**ASSIGNED TASK**
Your answer must be a single number: how many lines in the records include the word "month".

*** Block opens ***

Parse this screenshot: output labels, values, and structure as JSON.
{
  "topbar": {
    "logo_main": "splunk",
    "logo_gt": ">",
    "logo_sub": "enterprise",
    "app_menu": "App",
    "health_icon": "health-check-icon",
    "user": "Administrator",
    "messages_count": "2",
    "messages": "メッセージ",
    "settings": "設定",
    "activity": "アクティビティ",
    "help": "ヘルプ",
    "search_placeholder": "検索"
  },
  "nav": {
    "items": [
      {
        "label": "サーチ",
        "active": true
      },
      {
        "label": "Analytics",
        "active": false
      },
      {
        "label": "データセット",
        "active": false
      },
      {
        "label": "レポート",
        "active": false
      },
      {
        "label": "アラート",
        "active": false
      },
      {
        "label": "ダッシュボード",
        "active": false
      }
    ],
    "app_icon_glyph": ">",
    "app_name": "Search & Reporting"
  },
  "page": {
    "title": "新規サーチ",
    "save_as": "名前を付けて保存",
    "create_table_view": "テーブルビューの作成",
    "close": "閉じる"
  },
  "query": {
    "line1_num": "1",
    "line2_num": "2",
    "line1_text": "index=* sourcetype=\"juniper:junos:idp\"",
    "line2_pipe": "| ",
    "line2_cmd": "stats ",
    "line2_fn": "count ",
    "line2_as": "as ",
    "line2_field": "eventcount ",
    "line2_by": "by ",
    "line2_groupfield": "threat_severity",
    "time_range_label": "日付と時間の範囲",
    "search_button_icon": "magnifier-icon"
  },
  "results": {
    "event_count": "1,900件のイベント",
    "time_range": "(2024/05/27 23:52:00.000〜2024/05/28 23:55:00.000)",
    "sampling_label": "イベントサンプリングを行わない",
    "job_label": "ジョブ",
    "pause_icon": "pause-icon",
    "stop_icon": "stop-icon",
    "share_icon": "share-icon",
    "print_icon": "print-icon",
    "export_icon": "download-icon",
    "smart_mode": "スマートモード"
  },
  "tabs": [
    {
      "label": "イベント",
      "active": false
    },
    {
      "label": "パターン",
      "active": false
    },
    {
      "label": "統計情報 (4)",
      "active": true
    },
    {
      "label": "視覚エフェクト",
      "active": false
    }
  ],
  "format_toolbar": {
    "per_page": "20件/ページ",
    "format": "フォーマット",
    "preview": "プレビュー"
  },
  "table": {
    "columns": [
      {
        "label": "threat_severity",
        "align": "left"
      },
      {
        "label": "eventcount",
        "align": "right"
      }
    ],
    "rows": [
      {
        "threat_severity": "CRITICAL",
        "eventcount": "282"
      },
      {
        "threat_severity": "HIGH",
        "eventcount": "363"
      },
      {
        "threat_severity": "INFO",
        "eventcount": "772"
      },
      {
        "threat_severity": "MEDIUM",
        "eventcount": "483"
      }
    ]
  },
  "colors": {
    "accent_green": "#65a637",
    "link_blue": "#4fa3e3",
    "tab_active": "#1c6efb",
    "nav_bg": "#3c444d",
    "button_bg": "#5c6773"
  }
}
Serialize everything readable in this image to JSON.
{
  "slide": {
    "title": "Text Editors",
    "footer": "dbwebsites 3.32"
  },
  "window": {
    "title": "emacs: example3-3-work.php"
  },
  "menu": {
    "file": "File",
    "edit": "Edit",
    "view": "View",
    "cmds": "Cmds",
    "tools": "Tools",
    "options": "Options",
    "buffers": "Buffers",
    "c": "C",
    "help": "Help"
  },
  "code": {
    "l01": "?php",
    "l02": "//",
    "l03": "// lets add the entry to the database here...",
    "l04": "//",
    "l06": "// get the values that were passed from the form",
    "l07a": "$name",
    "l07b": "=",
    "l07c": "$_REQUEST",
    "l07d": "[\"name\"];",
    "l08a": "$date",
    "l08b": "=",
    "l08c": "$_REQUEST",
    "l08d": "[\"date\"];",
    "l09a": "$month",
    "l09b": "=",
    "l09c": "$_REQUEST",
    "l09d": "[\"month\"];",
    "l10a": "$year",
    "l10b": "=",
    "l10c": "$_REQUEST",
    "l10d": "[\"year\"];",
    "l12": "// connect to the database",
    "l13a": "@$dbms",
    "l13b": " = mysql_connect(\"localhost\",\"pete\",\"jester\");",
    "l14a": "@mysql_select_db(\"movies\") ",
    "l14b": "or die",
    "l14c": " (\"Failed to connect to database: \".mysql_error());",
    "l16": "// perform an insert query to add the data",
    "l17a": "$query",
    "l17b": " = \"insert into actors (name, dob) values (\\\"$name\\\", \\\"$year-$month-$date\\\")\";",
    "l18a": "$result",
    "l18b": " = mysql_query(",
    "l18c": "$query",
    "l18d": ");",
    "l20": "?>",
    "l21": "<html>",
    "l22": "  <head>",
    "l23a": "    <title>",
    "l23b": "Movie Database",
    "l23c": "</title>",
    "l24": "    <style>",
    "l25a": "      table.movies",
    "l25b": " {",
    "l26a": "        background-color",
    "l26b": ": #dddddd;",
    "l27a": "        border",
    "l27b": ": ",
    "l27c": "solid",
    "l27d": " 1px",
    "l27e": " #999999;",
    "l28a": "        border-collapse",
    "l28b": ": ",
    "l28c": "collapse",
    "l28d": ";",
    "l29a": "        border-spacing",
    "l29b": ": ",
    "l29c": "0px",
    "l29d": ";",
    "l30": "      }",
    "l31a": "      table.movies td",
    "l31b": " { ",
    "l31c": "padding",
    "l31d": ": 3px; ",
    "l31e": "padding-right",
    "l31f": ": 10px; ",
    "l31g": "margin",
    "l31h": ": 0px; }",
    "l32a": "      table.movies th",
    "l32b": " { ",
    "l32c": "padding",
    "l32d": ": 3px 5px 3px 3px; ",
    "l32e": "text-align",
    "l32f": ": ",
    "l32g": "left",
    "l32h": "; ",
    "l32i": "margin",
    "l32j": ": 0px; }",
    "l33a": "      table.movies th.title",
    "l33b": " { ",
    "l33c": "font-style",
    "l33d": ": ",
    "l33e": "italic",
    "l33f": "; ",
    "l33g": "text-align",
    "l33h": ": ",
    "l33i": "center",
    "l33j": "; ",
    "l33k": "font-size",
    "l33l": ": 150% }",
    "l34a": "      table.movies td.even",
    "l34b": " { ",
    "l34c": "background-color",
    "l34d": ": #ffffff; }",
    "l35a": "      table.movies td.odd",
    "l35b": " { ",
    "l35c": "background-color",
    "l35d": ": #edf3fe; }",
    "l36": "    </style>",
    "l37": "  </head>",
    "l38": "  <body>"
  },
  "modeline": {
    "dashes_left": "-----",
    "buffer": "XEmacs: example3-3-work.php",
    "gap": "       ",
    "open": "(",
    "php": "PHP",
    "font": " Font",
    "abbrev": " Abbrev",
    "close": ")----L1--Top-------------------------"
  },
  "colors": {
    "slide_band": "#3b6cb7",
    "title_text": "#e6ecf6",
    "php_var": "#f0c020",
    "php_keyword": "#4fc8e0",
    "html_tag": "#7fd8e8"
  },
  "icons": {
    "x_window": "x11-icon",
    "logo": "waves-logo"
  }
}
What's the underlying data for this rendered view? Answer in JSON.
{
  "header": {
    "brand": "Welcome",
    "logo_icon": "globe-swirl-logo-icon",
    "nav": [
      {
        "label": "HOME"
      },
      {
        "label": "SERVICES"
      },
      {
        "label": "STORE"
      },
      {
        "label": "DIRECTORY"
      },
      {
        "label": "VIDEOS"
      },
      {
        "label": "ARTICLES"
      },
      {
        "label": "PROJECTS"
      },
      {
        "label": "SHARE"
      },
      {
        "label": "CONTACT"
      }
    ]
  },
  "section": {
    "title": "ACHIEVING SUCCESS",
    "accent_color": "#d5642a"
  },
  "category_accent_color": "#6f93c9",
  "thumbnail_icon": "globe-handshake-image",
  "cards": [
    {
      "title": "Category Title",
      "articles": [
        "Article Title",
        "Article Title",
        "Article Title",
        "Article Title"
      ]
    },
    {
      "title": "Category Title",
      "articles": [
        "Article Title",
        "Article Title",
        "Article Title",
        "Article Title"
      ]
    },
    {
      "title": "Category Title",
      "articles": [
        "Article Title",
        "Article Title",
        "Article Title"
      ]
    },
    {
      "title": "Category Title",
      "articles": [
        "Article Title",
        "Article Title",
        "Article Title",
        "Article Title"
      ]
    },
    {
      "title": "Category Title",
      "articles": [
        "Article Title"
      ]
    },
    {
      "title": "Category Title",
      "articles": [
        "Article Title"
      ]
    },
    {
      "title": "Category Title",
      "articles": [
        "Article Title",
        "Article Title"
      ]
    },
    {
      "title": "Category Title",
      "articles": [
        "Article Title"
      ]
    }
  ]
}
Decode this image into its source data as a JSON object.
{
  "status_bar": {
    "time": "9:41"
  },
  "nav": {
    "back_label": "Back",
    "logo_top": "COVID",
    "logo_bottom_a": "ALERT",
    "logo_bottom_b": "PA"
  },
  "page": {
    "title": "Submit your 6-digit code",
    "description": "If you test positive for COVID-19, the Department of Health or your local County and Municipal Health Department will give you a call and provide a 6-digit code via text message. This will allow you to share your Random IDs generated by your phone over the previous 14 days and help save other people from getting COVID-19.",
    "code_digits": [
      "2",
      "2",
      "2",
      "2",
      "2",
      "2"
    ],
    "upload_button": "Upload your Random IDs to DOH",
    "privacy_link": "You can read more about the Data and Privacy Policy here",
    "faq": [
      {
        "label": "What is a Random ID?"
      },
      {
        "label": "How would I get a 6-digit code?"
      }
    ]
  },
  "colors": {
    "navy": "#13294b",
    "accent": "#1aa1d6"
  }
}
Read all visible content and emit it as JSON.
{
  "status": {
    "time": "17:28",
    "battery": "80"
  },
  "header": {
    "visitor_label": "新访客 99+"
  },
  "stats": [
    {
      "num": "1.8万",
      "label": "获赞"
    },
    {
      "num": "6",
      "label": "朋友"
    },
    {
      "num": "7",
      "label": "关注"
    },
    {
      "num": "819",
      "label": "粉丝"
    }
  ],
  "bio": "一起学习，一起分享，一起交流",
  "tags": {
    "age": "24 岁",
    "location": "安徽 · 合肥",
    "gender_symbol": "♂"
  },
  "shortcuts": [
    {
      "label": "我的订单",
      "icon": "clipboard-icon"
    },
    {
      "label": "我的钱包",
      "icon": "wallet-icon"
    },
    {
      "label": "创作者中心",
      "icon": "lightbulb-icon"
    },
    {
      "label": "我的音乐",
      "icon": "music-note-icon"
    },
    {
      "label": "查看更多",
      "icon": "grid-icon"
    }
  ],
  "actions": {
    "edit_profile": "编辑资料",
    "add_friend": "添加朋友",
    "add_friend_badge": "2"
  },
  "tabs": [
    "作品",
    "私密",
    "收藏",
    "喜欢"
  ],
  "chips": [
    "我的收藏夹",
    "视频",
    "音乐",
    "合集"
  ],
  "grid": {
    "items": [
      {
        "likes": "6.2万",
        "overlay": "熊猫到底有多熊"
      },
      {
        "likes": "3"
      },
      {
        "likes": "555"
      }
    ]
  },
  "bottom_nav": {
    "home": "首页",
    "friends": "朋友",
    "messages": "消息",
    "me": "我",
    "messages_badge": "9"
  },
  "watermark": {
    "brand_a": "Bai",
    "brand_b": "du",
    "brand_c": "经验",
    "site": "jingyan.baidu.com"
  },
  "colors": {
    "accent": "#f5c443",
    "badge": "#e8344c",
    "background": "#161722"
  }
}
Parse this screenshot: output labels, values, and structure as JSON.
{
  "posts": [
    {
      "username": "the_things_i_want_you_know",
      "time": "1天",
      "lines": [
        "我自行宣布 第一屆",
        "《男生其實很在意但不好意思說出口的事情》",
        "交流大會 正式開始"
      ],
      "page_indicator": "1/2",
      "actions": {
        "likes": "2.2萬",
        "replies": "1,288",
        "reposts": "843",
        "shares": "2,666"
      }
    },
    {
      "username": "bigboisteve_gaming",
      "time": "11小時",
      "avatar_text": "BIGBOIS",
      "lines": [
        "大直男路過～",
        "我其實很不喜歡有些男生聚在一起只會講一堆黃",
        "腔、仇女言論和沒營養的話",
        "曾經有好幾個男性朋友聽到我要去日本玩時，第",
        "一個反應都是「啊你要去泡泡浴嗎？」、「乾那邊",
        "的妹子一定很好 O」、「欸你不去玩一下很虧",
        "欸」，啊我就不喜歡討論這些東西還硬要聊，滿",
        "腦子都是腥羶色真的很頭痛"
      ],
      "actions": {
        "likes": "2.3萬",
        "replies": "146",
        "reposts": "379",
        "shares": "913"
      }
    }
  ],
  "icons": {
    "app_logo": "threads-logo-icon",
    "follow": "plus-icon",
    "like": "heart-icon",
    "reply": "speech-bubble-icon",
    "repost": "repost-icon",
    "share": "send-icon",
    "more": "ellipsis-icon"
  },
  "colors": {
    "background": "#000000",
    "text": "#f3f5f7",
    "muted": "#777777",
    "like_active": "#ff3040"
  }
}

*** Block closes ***

**SOLUTION FOR THIS PROBLEM**
3